From November 26, the British retailer will close its accounts on the four social media platforms, which it likened to a \”dark and dangerous alleyway\” and \”places no one should be encouraged to go\”.
Lush said recent revelations by Facebook whistleblower Frances Haugen prompted the decision, which it said must provide a \”safer environment for users\”.
\”There is now overwhelming evidence we are being put at risk when using social media. I’m not willing to expose my customers to this harm, so it’s time to take it out of the mix,\” said the company’s co-founder and CEO Mark Constantine.
Known as much for its political statements as for its pungent high street presence, Lush UK previously announced it would stop posting on Facebook and fellow Meta-owned platform Instagram in 2019.
However, since making that pledge, it has published a number of posts on Instagram.
Lush accounts based in other countries, including the United States and Australia, continue to update both platforms regularly.
Saying goodbye is hard
This is not the first time a business has accused Facebook of hosting harmful content.
Last year, a boycott of the platform saw companies including Adidas, Unilever and US telecoms provider Verizon pause their advertising spending on Facebook for a month.
In May, global coffee chain Starbucks reportedly considered quitting Facebook altogether, citing the constant struggle to moderate hateful comments on its pages.

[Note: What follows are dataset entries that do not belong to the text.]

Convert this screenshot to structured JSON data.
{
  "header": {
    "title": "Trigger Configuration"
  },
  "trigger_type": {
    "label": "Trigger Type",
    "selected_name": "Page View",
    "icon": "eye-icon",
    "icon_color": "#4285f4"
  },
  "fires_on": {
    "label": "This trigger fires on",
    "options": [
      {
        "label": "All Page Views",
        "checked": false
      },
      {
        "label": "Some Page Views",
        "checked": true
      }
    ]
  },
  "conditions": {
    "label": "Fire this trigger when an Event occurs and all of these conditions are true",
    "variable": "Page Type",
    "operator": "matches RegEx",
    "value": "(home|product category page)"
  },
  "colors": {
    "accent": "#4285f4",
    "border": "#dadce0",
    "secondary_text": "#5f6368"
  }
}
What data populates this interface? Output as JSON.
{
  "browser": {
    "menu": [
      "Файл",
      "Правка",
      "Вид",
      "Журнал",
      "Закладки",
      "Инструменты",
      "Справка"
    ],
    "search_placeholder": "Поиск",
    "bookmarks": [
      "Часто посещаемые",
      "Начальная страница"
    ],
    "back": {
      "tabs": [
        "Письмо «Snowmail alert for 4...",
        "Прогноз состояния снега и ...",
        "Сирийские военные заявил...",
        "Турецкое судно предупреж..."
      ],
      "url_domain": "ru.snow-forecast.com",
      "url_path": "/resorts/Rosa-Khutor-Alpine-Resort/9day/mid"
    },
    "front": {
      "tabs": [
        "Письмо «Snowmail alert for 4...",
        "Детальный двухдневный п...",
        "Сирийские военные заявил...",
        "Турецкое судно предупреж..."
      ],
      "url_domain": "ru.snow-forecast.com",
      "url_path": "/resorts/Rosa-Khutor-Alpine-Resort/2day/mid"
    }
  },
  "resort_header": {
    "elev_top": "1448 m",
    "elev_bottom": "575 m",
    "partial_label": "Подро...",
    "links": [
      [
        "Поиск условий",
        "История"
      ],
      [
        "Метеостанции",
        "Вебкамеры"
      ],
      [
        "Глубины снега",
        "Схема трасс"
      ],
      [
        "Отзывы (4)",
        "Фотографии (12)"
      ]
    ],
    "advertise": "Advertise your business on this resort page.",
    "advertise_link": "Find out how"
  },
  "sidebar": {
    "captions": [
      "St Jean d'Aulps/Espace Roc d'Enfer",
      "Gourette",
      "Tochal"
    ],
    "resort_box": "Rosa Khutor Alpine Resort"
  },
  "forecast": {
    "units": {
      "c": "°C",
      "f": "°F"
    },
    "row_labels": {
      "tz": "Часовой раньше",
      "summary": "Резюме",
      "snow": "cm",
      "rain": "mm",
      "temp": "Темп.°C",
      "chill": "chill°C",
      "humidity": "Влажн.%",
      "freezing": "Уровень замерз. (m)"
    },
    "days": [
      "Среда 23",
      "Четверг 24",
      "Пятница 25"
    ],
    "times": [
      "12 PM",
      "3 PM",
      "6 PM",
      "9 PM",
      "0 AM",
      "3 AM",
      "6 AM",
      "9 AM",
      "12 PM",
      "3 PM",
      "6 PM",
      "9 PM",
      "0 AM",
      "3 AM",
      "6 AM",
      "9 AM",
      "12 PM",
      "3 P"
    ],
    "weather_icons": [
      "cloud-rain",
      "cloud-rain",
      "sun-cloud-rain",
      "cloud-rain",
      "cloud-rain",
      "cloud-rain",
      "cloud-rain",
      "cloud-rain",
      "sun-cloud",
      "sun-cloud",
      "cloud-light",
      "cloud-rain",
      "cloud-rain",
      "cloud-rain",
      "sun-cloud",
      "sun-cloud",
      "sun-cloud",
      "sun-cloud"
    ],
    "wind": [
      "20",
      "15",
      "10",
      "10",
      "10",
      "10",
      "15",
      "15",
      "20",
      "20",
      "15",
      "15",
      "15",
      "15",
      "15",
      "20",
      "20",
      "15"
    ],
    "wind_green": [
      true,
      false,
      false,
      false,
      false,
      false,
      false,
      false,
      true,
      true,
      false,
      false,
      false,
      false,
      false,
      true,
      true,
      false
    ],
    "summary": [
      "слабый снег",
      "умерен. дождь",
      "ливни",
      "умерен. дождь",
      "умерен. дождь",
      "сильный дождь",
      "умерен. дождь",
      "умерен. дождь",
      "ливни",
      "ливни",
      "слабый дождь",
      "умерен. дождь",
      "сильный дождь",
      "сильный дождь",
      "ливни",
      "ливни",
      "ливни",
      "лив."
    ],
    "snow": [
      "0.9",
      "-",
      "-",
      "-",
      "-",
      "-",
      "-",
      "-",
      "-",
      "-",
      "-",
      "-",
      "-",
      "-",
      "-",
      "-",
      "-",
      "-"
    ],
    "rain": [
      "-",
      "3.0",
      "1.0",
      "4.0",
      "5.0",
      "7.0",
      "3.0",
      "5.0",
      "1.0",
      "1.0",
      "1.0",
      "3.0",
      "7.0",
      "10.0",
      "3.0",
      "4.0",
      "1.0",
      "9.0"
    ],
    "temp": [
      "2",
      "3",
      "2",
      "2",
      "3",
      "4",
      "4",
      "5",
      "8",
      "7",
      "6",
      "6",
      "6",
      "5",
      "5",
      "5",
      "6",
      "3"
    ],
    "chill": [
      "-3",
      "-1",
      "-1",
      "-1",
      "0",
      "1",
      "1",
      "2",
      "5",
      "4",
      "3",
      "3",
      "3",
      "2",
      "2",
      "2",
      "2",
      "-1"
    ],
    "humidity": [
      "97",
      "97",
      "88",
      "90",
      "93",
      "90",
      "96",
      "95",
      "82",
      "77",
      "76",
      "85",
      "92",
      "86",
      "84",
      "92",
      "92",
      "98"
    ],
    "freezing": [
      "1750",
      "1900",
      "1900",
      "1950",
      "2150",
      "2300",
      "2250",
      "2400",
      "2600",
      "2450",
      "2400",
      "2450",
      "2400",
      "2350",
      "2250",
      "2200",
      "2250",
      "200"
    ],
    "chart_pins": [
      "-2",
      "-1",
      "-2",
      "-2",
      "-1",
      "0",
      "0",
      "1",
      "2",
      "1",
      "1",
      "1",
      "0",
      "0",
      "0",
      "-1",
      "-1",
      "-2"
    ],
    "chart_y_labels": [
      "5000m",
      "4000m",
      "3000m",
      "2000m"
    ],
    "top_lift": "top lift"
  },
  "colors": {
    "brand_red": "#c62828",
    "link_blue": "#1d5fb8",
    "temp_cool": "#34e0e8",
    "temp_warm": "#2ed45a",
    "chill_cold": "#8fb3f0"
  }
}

But while businesses have taken steps to criticise the social media giant, few of these have been long-lasting.
Many of the companies that took part in the July 2020 advertising boycott returned to marketing their products on Facebook, and Starbucks continues to have an active presence on Meta\’s social media platforms.
In Lush’s case, the company says that its new social media policy will be rolled out across the 48 countries it operates in.
\”It is not enough for companies to just stop placing paid advertising; people and their time are the currency of these channels and we do not want our content to be used by hidden algorithms designed to hold people captive on a channel,\” the company said.
Despite the platforms\’ own issues with hate speech, Lush said it would continue to use Twitter and YouTube to communicate with customers.